● Exercise details: In full and without change, repeat the records shown below.
** Opening Recorded data block **
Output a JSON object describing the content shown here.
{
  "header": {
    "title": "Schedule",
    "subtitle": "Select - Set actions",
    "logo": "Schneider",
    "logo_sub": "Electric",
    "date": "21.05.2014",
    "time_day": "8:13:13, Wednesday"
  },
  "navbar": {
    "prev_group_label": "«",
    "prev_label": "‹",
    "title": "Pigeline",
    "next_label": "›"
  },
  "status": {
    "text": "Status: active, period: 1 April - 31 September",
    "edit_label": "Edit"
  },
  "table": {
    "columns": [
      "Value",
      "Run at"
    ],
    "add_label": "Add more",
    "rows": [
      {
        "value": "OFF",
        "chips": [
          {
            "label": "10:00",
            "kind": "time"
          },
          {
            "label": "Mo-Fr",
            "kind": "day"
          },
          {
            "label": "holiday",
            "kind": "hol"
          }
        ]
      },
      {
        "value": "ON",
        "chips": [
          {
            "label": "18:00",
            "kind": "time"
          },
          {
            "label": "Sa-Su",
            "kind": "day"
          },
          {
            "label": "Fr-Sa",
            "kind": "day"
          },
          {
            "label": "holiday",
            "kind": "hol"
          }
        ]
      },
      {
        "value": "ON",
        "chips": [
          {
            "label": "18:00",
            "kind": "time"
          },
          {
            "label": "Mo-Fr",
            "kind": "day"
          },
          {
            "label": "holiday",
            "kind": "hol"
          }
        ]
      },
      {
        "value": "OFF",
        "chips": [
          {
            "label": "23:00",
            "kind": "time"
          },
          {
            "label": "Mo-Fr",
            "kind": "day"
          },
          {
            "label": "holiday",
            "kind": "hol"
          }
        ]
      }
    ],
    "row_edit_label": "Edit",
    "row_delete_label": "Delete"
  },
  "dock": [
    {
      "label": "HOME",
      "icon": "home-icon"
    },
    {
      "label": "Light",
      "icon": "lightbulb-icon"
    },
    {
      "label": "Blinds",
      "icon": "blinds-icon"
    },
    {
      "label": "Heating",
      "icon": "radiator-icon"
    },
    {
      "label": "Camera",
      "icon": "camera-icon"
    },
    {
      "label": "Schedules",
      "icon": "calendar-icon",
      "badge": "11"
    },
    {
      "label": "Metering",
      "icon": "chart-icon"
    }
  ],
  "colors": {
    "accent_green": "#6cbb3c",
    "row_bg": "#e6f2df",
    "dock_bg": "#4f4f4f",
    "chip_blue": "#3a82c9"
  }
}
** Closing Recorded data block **
● Worked solution:
Output a JSON object describing the content shown here.
{
  "header": {
    "title": "Schedule",
    "subtitle": "Select - Set actions",
    "logo": "Schneider",
    "logo_sub": "Electric",
    "date": "21.05.2014",
    "time_day": "8:13:13, Wednesday"
  },
  "navbar": {
    "prev_group_label": "«",
    "prev_label": "‹",
    "title": "Pigeline",
    "next_label": "›"
  },
  "status": {
    "text": "Status: active, period: 1 April - 31 September",
    "edit_label": "Edit"
  },
  "table": {
    "columns": [
      "Value",
      "Run at"
    ],
    "add_label": "Add more",
    "rows": [
      {
        "value": "OFF",
        "chips": [
          {
            "label": "10:00",
            "kind": "time"
          },
          {
            "label": "Mo-Fr",
            "kind": "day"
          },
          {
            "label": "holiday",
            "kind": "hol"
          }
        ]
      },
      {
        "value": "ON",
        "chips": [
          {
            "label": "18:00",
            "kind": "time"
          },
          {
            "label": "Sa-Su",
            "kind": "day"
          },
          {
            "label": "Fr-Sa",
            "kind": "day"
          },
          {
            "label": "holiday",
            "kind": "hol"
          }
        ]
      },
      {
        "value": "ON",
        "chips": [
          {
            "label": "18:00",
            "kind": "time"
          },
          {
            "label": "Mo-Fr",
            "kind": "day"
          },
          {
            "label": "holiday",
            "kind": "hol"
          }
        ]
      },
      {
        "value": "OFF",
        "chips": [
          {
            "label": "23:00",
            "kind": "time"
          },
          {
            "label": "Mo-Fr",
            "kind": "day"
          },
          {
            "label": "holiday",
            "kind": "hol"
          }
        ]
      }
    ],
    "row_edit_label": "Edit",
    "row_delete_label": "Delete"
  },
  "dock": [
    {
      "label": "HOME",
      "icon": "home-icon"
    },
    {
      "label": "Light",
      "icon": "lightbulb-icon"
    },
    {
      "label": "Blinds",
      "icon": "blinds-icon"
    },
    {
      "label": "Heating",
      "icon": "radiator-icon"
    },
    {
      "label": "Camera",
      "icon": "camera-icon"
    },
    {
      "label": "Schedules",
      "icon": "calendar-icon",
      "badge": "11"
    },
    {
      "label": "Metering",
      "icon": "chart-icon"
    }
  ],
  "colors": {
    "accent_green": "#6cbb3c",
    "row_bg": "#e6f2df",
    "dock_bg": "#4f4f4f",
    "chip_blue": "#3a82c9"
  }
}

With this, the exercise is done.